But for Dennis Halstead, that’s the very nature of his job.
He’s one of the top five rodeo clowns in the world, performing in 150 shows a year, for 10 months out of the year. Once he puts on his white makeup, his oversized pants and trusty suspenders, topped off with his trademark yellow shoes, he’s completed the transformation into Denny.
He’s been in Regina at Agribition this week entertaining crowds and signing autographs to thousands of students.
“From my end of it I got a very unique job. I got a very serious job but I have a very fun job,” said Halstead. “There’s so much of my business that people don’t understand. It’s my job to make sure that there’s never a slow spot in a rodeo.”
Sometimes that means coming face-to-face with a raging bull.
“The thing in my business, doing as many performances as I do in a year, you’re gonna get banged up,” he conceded.
Injuries are simply a fact of life for those involved in rodeos, both for the men and women riding the animals to those like Denny who entertain and endure the force of being rammed.
“When I get hit in that barrel they estimate it’s like a Datsun truck doing 25 to 30 miles an hour, so the g-force is quite something,” he explained. “The best way to describe it is like dumping in a dryer, turn the dryer on and throw it down a flight of stairs and that’s what it’s like to ride in my barrel. It’s wild.”
It’s a special job for a special kind of person. Halstead shared that as he was working for the Calgary Fire Department 20 years ago, a charity rodeo came to town. The rodeo clown backed out at the last minute and he was asked if it would be something he wanted to try. Having grown up around animals and the farm, he accepted. That’s when Denny was born. Now retired after 30 years of fighting fires, he devotes his time solely to fighting to get out of the way of bulls.
“I was given a gift. I mean I look at stuff so much differently than everybody else and I think that’s one of the unique things about my job is, you have to be a little bit off the wall, a little different.”
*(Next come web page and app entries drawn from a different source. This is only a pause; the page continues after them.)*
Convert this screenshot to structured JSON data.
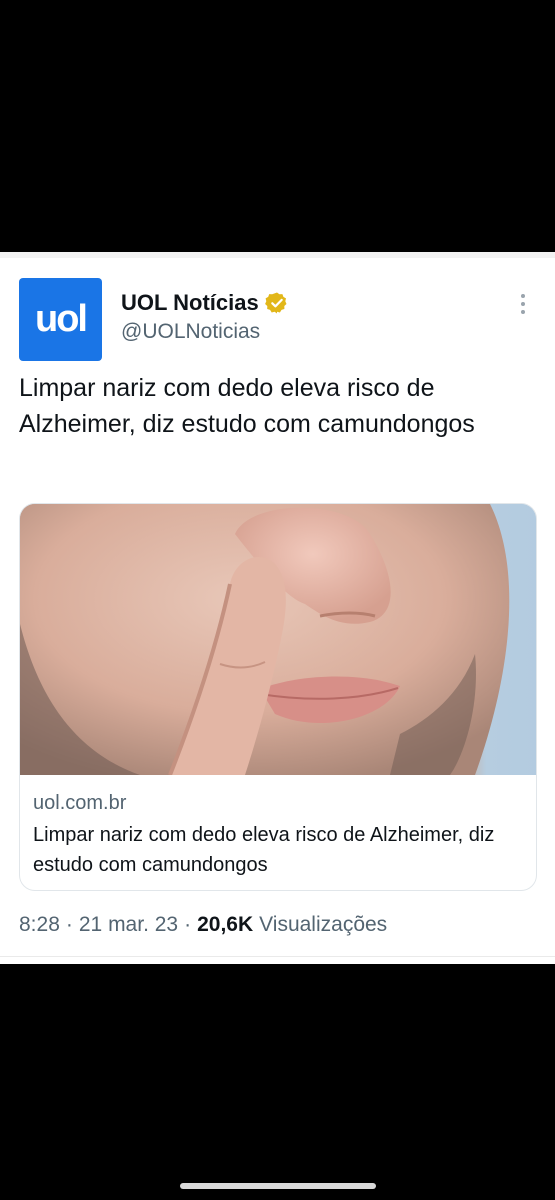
{
  "author": {
    "avatar_text": "uol",
    "display_name": "UOL Notícias",
    "handle": "@UOLNoticias",
    "verified": true
  },
  "tweet": {
    "text": "Limpar nariz com dedo eleva risco de Alzheimer, diz estudo com camundongos"
  },
  "link_card": {
    "domain": "uol.com.br",
    "title": "Limpar nariz com dedo eleva risco de Alzheimer, diz estudo com camundongos"
  },
  "meta": {
    "time": "8:28",
    "sep1": "·",
    "date": "21 mar. 23",
    "sep2": "·",
    "views_count": "20,6K",
    "views_label": "Visualizações"
  },
  "colors": {
    "brand_blue": "#1a75e6",
    "verified_gold": "#e2b719",
    "text_primary": "#0f1419",
    "text_secondary": "#536471"
  },
  "icons": {
    "verified": "verified-badge-icon",
    "more": "more-options-icon"
  }
}
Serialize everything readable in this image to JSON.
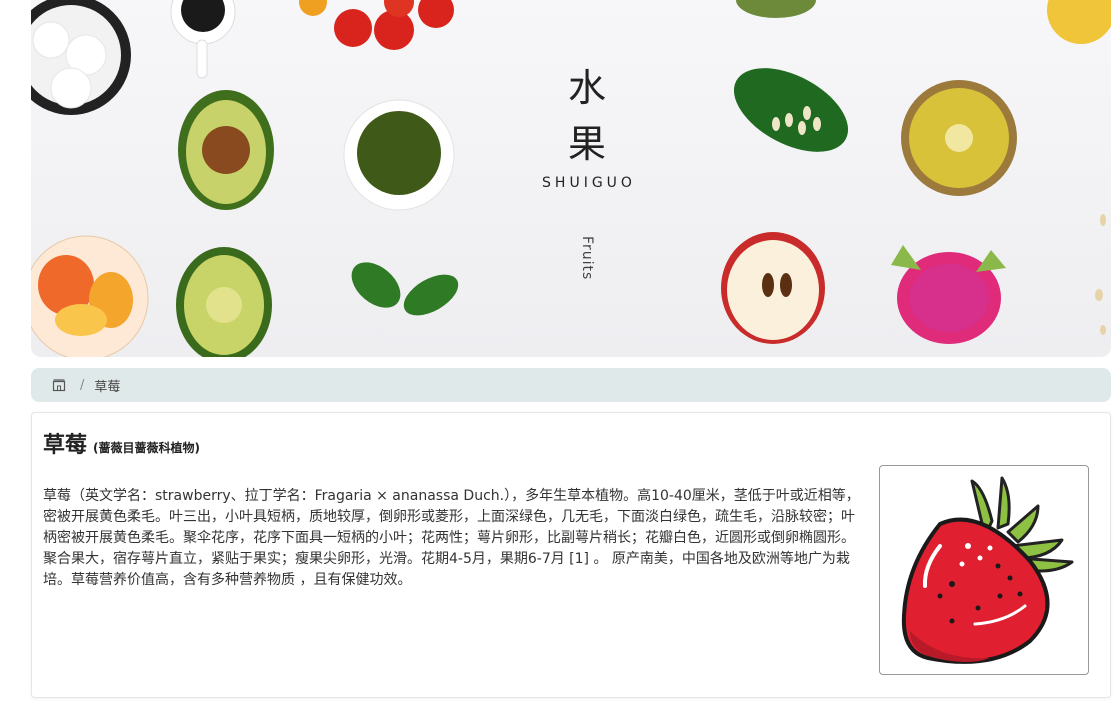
{
  "banner": {
    "title": "水果",
    "title_line1": "水",
    "title_line2": "果",
    "pinyin": "SHUIGUO",
    "english": "Fruits"
  },
  "breadcrumb": {
    "home_icon": "home-icon",
    "current": "草莓"
  },
  "article": {
    "title": "草莓",
    "subtitle": "(蔷薇目蔷薇科植物)",
    "description": "草莓（英文学名：strawberry、拉丁学名：Fragaria × ananassa Duch.），多年生草本植物。高10-40厘米，茎低于叶或近相等，密被开展黄色柔毛。叶三出，小叶具短柄，质地较厚，倒卵形或菱形，上面深绿色，几无毛，下面淡白绿色，疏生毛，沿脉较密；叶柄密被开展黄色柔毛。聚伞花序，花序下面具一短柄的小叶；花两性；萼片卵形，比副萼片稍长；花瓣白色，近圆形或倒卵椭圆形。聚合果大，宿存萼片直立，紧贴于果实；瘦果尖卵形，光滑。花期4-5月，果期6-7月 [1] 。 原产南美，中国各地及欧洲等地广为栽培。草莓营养价值高，含有多种营养物质 ，且有保健功效。",
    "image_icon": "strawberry-icon"
  },
  "colors": {
    "breadcrumb_bg": "#e0e9e9",
    "strawberry_red": "#e02030",
    "leaf_green": "#8dc043"
  }
}
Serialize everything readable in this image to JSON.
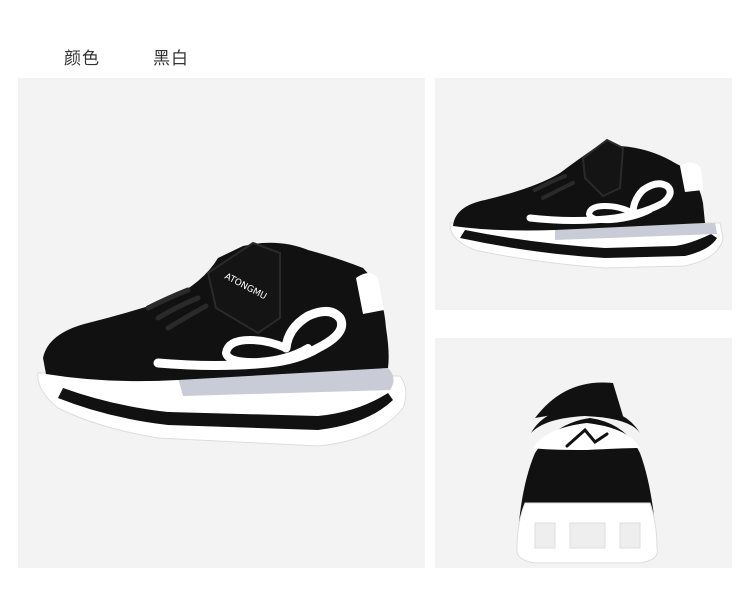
{
  "header": {
    "color_label": "颜色",
    "color_value": "黑白"
  },
  "product": {
    "brand_text": "ATONGMU",
    "colors": {
      "upper": "#111111",
      "trim": "#ffffff",
      "sole_window": "#c9ccd6",
      "background": "#f3f3f3"
    }
  },
  "images": [
    {
      "name": "side-view-large",
      "icon": "sneaker-side-view"
    },
    {
      "name": "side-view-small",
      "icon": "sneaker-side-view"
    },
    {
      "name": "rear-view",
      "icon": "sneaker-rear-view"
    }
  ]
}
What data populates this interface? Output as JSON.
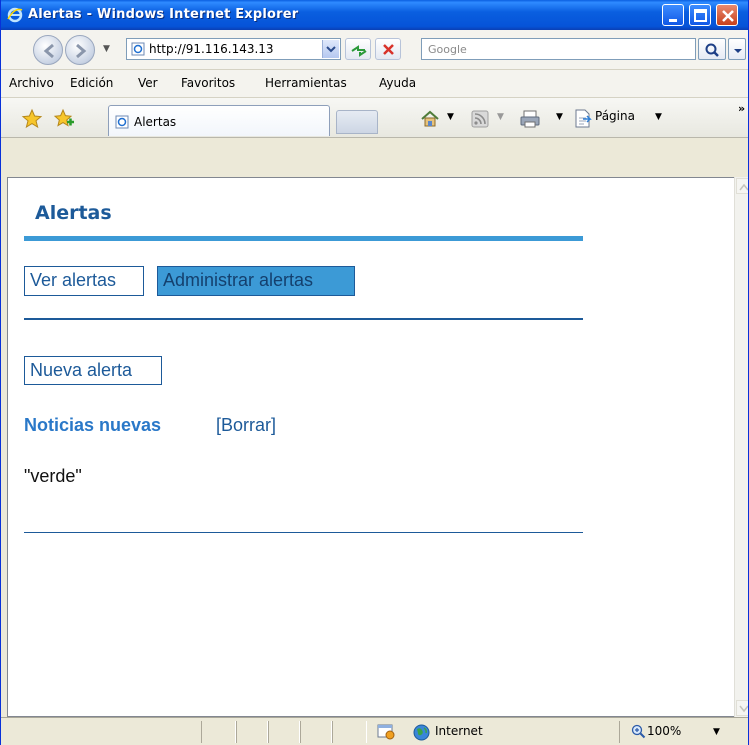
{
  "window": {
    "title": "Alertas - Windows Internet Explorer"
  },
  "address_bar": {
    "url": "http://91.116.143.13",
    "search_placeholder": "Google"
  },
  "menu": {
    "items": [
      "Archivo",
      "Edición",
      "Ver",
      "Favoritos",
      "Herramientas",
      "Ayuda"
    ]
  },
  "tabs": {
    "active_label": "Alertas"
  },
  "toolbar": {
    "page_label": "Página"
  },
  "page": {
    "title": "Alertas",
    "tab_view": "Ver alertas",
    "tab_manage": "Administrar alertas",
    "new_alert": "Nueva alerta",
    "section_title": "Noticias nuevas",
    "delete_link": "[Borrar]",
    "alert_item": "\"verde\""
  },
  "status": {
    "zone": "Internet",
    "zoom": "100%"
  },
  "colors": {
    "accent_dark": "#1d5a99",
    "accent_light": "#3c9ad6",
    "link": "#2a78c8"
  },
  "icons": [
    "ie-logo-icon",
    "back-arrow-icon",
    "forward-arrow-icon",
    "page-icon",
    "refresh-icon",
    "stop-icon",
    "search-icon",
    "favorites-star-icon",
    "add-favorites-icon",
    "home-icon",
    "feeds-icon",
    "print-icon",
    "page-menu-icon",
    "globe-icon",
    "zoom-icon"
  ]
}
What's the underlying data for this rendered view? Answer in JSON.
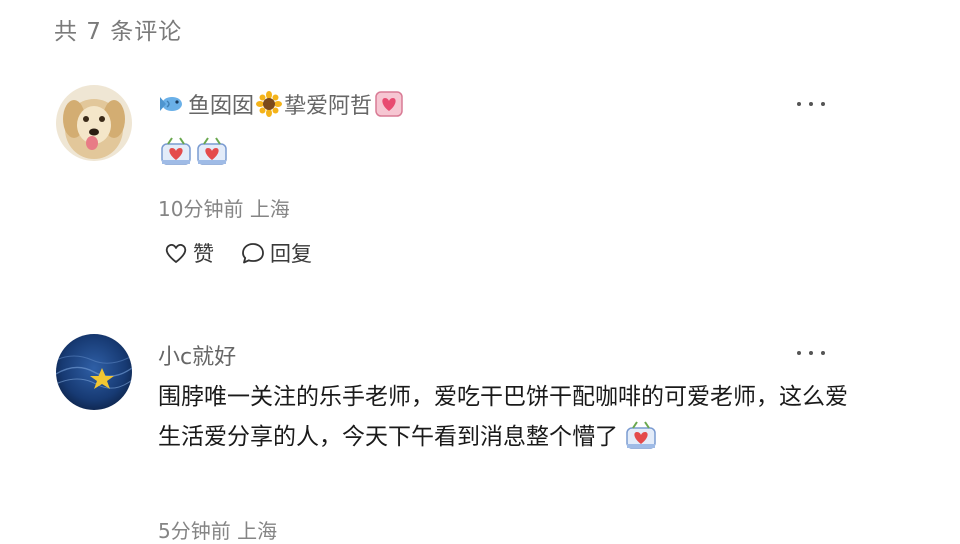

“For me, if you’ve ever seen my show, I don’t know what comes out of my mouth, stuff just rolls, but I have a lot of fun. I like to involve the crowd,” he added.
When will he retire from being a rodeo clown?
“Til they bury me in my barrel.”